WASHINGTON - Two American hikers held captive in Iran for nearly two years have a big hitter in their corner: boxing champion Muhammad Ali, the self-proclaimed "greatest of all time."
Ali led a prominent group of U.S. Muslims in appealing for the release of Shane Bauer and Josh Fattal. The 28-year-old Americans were taken into custody along the Iran-Iraq border in July 2009 and have been held by Iranian authorities ever since. Bauer's fiancee, Sarah Shourd, was released on bail last year and returned to the United States.
Like the former heavyweight champion, the two Americans only "wanted to experience the world, they wanted to experience other cultures, they wanted to experience other people," said Ali's wife, Lonnie, who spoke on his behalf. The 69-year-old Ali sat in a chair next to her, in a dark suit and sunglasses. He didn't speak.
The appeal was made a day after the two hikers were allowed to call home for only the third time since their arrest. Bauer and Fattal told their families they had staged a 17-day hunger strike after they were prevented from receiving letters.
Bauer's mother, Cindy Hickey of Pine City, Minn., and Fattal's mother, Laura Fattal of suburban Philadelphia, joined the call on the Islamic republic's leaders for action. A trial had been scheduled to resume on May 11, but Bauer and Fattal weren't brought to court and no explanation was given to the families or their lawyer in Tehran.
A Foreign Ministry spokesman told Iranian state TV that calling them hikers is a "joke."
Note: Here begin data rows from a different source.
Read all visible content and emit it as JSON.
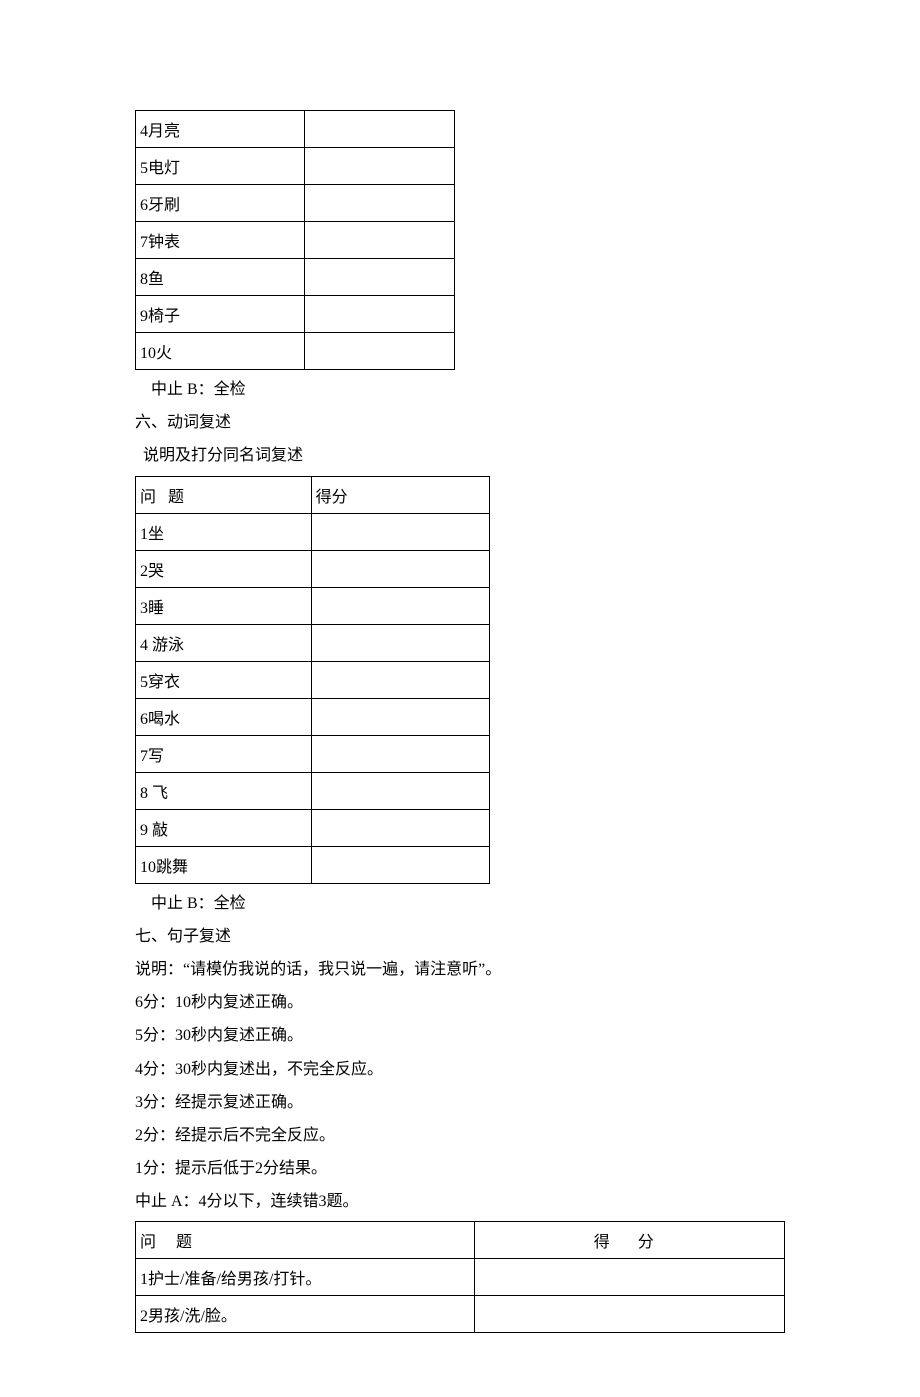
{
  "table1": {
    "rows": [
      {
        "label": "4月亮",
        "score": ""
      },
      {
        "label": "5电灯",
        "score": ""
      },
      {
        "label": "6牙刷",
        "score": ""
      },
      {
        "label": "7钟表",
        "score": ""
      },
      {
        "label": "8鱼",
        "score": ""
      },
      {
        "label": "9椅子",
        "score": ""
      },
      {
        "label": "10火",
        "score": ""
      }
    ]
  },
  "stop_b_1": "中止 B：全检",
  "section6": {
    "title": "六、动词复述",
    "note": "说明及打分同名词复述",
    "head_q": "问   题",
    "head_s": "得分",
    "rows": [
      {
        "label": "1坐",
        "score": ""
      },
      {
        "label": "2哭",
        "score": ""
      },
      {
        "label": "3睡",
        "score": ""
      },
      {
        "label": "4 游泳",
        "score": ""
      },
      {
        "label": "5穿衣",
        "score": ""
      },
      {
        "label": "6喝水",
        "score": ""
      },
      {
        "label": "7写",
        "score": ""
      },
      {
        "label": "8 飞",
        "score": ""
      },
      {
        "label": "9 敲",
        "score": ""
      },
      {
        "label": "10跳舞",
        "score": ""
      }
    ]
  },
  "stop_b_2": "中止 B：全检",
  "section7": {
    "title": "七、句子复述",
    "instruction": "说明：“请模仿我说的话，我只说一遍，请注意听”。",
    "criteria": [
      "6分：10秒内复述正确。",
      "5分：30秒内复述正确。",
      "4分：30秒内复述出，不完全反应。",
      "3分：经提示复述正确。",
      "2分：经提示后不完全反应。",
      "1分：提示后低于2分结果。",
      "中止 A：4分以下，连续错3题。"
    ],
    "head_q": "问     题",
    "head_s": "得   分",
    "rows": [
      {
        "label": "1护士/准备/给男孩/打针。",
        "score": ""
      },
      {
        "label": "2男孩/洗/脸。",
        "score": ""
      }
    ]
  }
}
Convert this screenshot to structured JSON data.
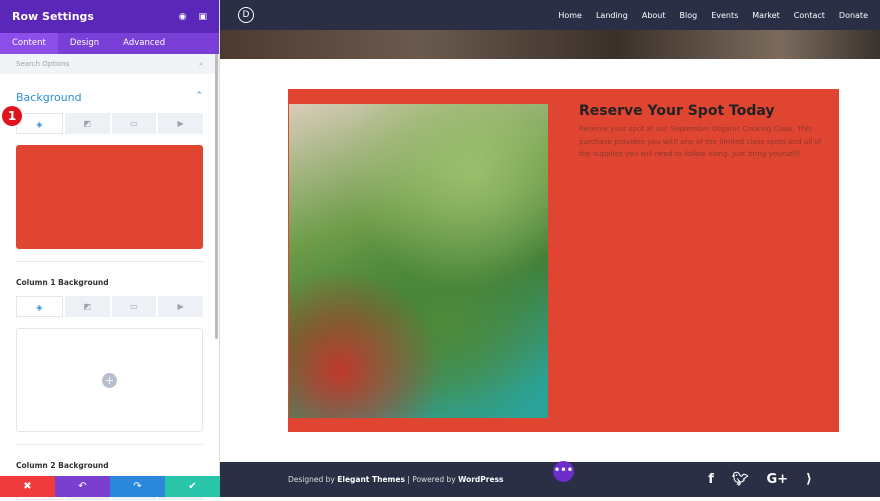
{
  "panel": {
    "title": "Row Settings",
    "tabs": [
      "Content",
      "Design",
      "Advanced"
    ],
    "search_placeholder": "Search Options",
    "section": "Background",
    "badge": "1",
    "col1": "Column 1 Background",
    "col2": "Column 2 Background",
    "bg_color": "#e04531"
  },
  "nav": {
    "logo": "D",
    "items": [
      "Home",
      "Landing",
      "About",
      "Blog",
      "Events",
      "Market",
      "Contact",
      "Donate"
    ]
  },
  "content": {
    "heading": "Reserve Your Spot Today",
    "body": "Reserve your spot at our September Organic Cooking Class. This purchase provides you with one of the limited class spots and all of the supplies you will need to follow along. Just bring yourself!"
  },
  "footer": {
    "designed": "Designed by ",
    "et": "Elegant Themes",
    "powered": " | Powered by ",
    "wp": "WordPress"
  }
}
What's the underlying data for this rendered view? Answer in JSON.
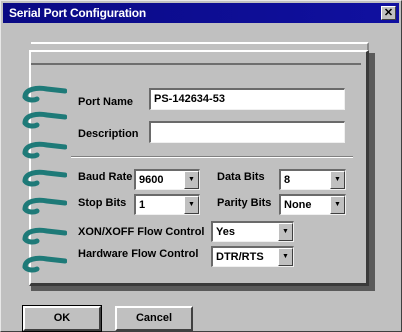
{
  "window": {
    "title": "Serial Port Configuration",
    "close_glyph": "✕"
  },
  "form": {
    "port_name": {
      "label": "Port Name",
      "value": "PS-142634-53"
    },
    "description": {
      "label": "Description",
      "value": ""
    },
    "baud_rate": {
      "label": "Baud Rate",
      "value": "9600"
    },
    "stop_bits": {
      "label": "Stop Bits",
      "value": "1"
    },
    "data_bits": {
      "label": "Data Bits",
      "value": "8"
    },
    "parity_bits": {
      "label": "Parity Bits",
      "value": "None"
    },
    "xon_xoff": {
      "label": "XON/XOFF Flow Control",
      "value": "Yes"
    },
    "hardware_flow": {
      "label": "Hardware Flow Control",
      "value": "DTR/RTS"
    }
  },
  "buttons": {
    "ok": "OK",
    "cancel": "Cancel"
  },
  "colors": {
    "title_bar": "#0a0a84",
    "ring": "#1e7a78",
    "background": "#c0c0c0"
  },
  "icons": {
    "binder_ring": "binder-ring-icon",
    "dropdown": "chevron-down-icon"
  }
}
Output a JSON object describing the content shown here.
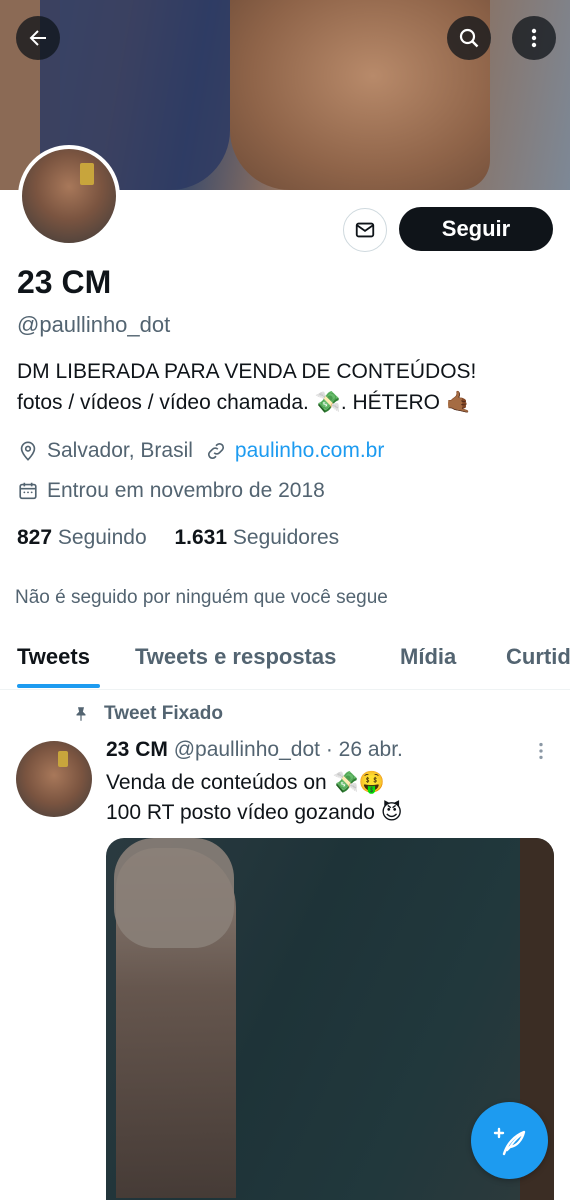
{
  "profile": {
    "name": "23 CM",
    "handle": "@paullinho_dot",
    "bio_line1": "DM LIBERADA PARA VENDA DE CONTEÚDOS!",
    "bio_line2": "fotos / vídeos / vídeo chamada. 💸. HÉTERO 🤙🏾",
    "location": "Salvador, Brasil",
    "website": "paulinho.com.br",
    "joined": "Entrou em novembro de 2018",
    "following_count": "827",
    "following_label": "Seguindo",
    "followers_count": "1.631",
    "followers_label": "Seguidores",
    "not_followed_note": "Não é seguido por ninguém que você segue"
  },
  "actions": {
    "follow_label": "Seguir"
  },
  "tabs": [
    "Tweets",
    "Tweets e respostas",
    "Mídia",
    "Curtidas"
  ],
  "pinned_tweet": {
    "pinned_label": "Tweet Fixado",
    "author_name": "23 CM",
    "author_handle": "@paullinho_dot",
    "date": "· 26 abr.",
    "text_line1": "Venda de conteúdos on 💸🤑",
    "text_line2": "100 RT posto vídeo gozando 😈"
  },
  "colors": {
    "accent": "#1d9bf0",
    "text_primary": "#0f1419",
    "text_secondary": "#536471"
  },
  "icons": {
    "back": "arrow-left-icon",
    "search": "search-icon",
    "more": "more-vertical-icon",
    "message": "envelope-icon",
    "location": "location-pin-icon",
    "link": "link-icon",
    "calendar": "calendar-icon",
    "pin": "pin-icon",
    "compose": "compose-tweet-icon"
  }
}
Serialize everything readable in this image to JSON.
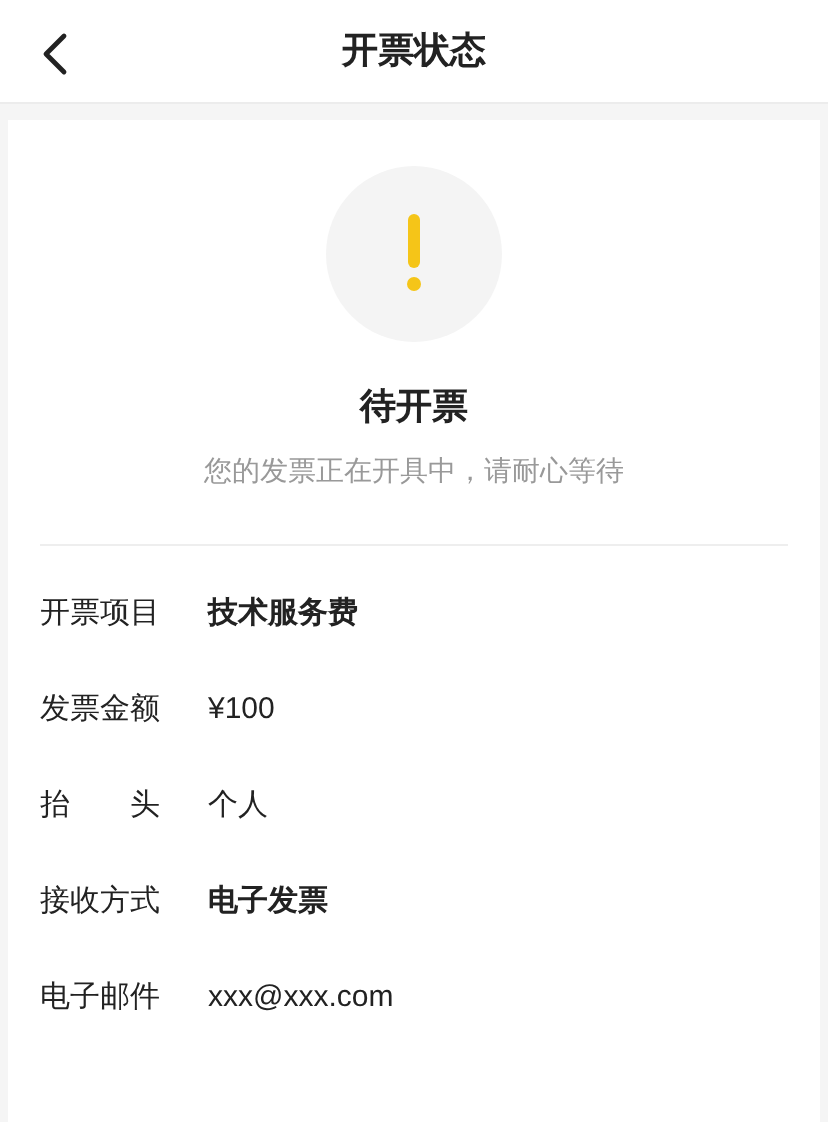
{
  "header": {
    "title": "开票状态"
  },
  "status": {
    "title": "待开票",
    "subtitle": "您的发票正在开具中，请耐心等待"
  },
  "details": [
    {
      "label": "开票项目",
      "value": "技术服务费",
      "bold": true
    },
    {
      "label": "发票金额",
      "value": "¥100",
      "bold": false
    },
    {
      "label": "抬　　头",
      "value": "个人",
      "bold": false
    },
    {
      "label": "接收方式",
      "value": "电子发票",
      "bold": true
    },
    {
      "label": "电子邮件",
      "value": "xxx@xxx.com",
      "bold": false
    }
  ]
}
The two Americans are charged with espionage. They deny the charges.
"Their detention has everything to do with animosity between Iran and the United States, and nothing to do with anything they have done," said Shourd, who was released eight months ago on $500,000 bail and has refused to return to Iran for trial. She is being prosecuted in absentia.
The three Americans have denied the spy charges and claimed they were only hiking in a scenic area of northern Iraq near the Iranian frontier.